Top of EXTRACTED INFORMATION

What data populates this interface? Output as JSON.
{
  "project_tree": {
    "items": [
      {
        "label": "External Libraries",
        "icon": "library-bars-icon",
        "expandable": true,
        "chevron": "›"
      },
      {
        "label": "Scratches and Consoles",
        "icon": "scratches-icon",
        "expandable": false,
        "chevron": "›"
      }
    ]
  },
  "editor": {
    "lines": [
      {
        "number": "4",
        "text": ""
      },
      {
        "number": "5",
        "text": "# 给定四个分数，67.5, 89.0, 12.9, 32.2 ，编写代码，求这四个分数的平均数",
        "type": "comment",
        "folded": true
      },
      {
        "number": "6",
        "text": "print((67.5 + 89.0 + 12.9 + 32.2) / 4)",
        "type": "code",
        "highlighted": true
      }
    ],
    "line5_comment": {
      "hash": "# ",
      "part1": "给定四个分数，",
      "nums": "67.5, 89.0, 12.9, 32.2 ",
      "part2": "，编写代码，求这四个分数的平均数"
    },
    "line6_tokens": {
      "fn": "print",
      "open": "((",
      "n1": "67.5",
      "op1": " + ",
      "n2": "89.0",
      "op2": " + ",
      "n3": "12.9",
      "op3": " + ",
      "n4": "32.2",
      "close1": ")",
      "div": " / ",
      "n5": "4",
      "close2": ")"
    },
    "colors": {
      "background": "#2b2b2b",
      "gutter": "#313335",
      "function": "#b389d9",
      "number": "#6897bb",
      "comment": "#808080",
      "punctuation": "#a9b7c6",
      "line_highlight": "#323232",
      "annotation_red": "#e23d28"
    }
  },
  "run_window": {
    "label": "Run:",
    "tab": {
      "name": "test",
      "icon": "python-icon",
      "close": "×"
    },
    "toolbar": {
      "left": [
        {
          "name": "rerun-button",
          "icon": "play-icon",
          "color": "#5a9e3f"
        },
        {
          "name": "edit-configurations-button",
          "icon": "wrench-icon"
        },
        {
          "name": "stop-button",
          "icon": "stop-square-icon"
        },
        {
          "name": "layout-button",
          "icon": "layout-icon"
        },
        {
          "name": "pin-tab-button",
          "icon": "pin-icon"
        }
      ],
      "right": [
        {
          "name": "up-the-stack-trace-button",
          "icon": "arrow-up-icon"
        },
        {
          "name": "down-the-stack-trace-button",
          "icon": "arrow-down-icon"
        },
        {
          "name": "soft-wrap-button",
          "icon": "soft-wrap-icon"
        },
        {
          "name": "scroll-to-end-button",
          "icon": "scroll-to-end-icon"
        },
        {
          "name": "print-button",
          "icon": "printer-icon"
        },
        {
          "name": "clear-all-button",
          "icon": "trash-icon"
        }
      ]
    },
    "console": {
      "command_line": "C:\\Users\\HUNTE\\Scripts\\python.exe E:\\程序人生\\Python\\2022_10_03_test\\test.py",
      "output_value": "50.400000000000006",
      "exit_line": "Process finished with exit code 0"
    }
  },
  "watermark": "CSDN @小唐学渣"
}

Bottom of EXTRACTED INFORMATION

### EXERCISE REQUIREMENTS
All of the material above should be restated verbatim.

### EXERCISE OUTPUT
What data populates this interface? Output as JSON.
{
  "project_tree": {
    "items": [
      {
        "label": "External Libraries",
        "icon": "library-bars-icon",
        "expandable": true,
        "chevron": "›"
      },
      {
        "label": "Scratches and Consoles",
        "icon": "scratches-icon",
        "expandable": false,
        "chevron": "›"
      }
    ]
  },
  "editor": {
    "lines": [
      {
        "number": "4",
        "text": ""
      },
      {
        "number": "5",
        "text": "# 给定四个分数，67.5, 89.0, 12.9, 32.2 ，编写代码，求这四个分数的平均数",
        "type": "comment",
        "folded": true
      },
      {
        "number": "6",
        "text": "print((67.5 + 89.0 + 12.9 + 32.2) / 4)",
        "type": "code",
        "highlighted": true
      }
    ],
    "line5_comment": {
      "hash": "# ",
      "part1": "给定四个分数，",
      "nums": "67.5, 89.0, 12.9, 32.2 ",
      "part2": "，编写代码，求这四个分数的平均数"
    },
    "line6_tokens": {
      "fn": "print",
      "open": "((",
      "n1": "67.5",
      "op1": " + ",
      "n2": "89.0",
      "op2": " + ",
      "n3": "12.9",
      "op3": " + ",
      "n4": "32.2",
      "close1": ")",
      "div": " / ",
      "n5": "4",
      "close2": ")"
    },
    "colors": {
      "background": "#2b2b2b",
      "gutter": "#313335",
      "function": "#b389d9",
      "number": "#6897bb",
      "comment": "#808080",
      "punctuation": "#a9b7c6",
      "line_highlight": "#323232",
      "annotation_red": "#e23d28"
    }
  },
  "run_window": {
    "label": "Run:",
    "tab": {
      "name": "test",
      "icon": "python-icon",
      "close": "×"
    },
    "toolbar": {
      "left": [
        {
          "name": "rerun-button",
          "icon": "play-icon",
          "color": "#5a9e3f"
        },
        {
          "name": "edit-configurations-button",
          "icon": "wrench-icon"
        },
        {
          "name": "stop-button",
          "icon": "stop-square-icon"
        },
        {
          "name": "layout-button",
          "icon": "layout-icon"
        },
        {
          "name": "pin-tab-button",
          "icon": "pin-icon"
        }
      ],
      "right": [
        {
          "name": "up-the-stack-trace-button",
          "icon": "arrow-up-icon"
        },
        {
          "name": "down-the-stack-trace-button",
          "icon": "arrow-down-icon"
        },
        {
          "name": "soft-wrap-button",
          "icon": "soft-wrap-icon"
        },
        {
          "name": "scroll-to-end-button",
          "icon": "scroll-to-end-icon"
        },
        {
          "name": "print-button",
          "icon": "printer-icon"
        },
        {
          "name": "clear-all-button",
          "icon": "trash-icon"
        }
      ]
    },
    "console": {
      "command_line": "C:\\Users\\HUNTE\\Scripts\\python.exe E:\\程序人生\\Python\\2022_10_03_test\\test.py",
      "output_value": "50.400000000000006",
      "exit_line": "Process finished with exit code 0"
    }
  },
  "watermark": "CSDN @小唐学渣"
}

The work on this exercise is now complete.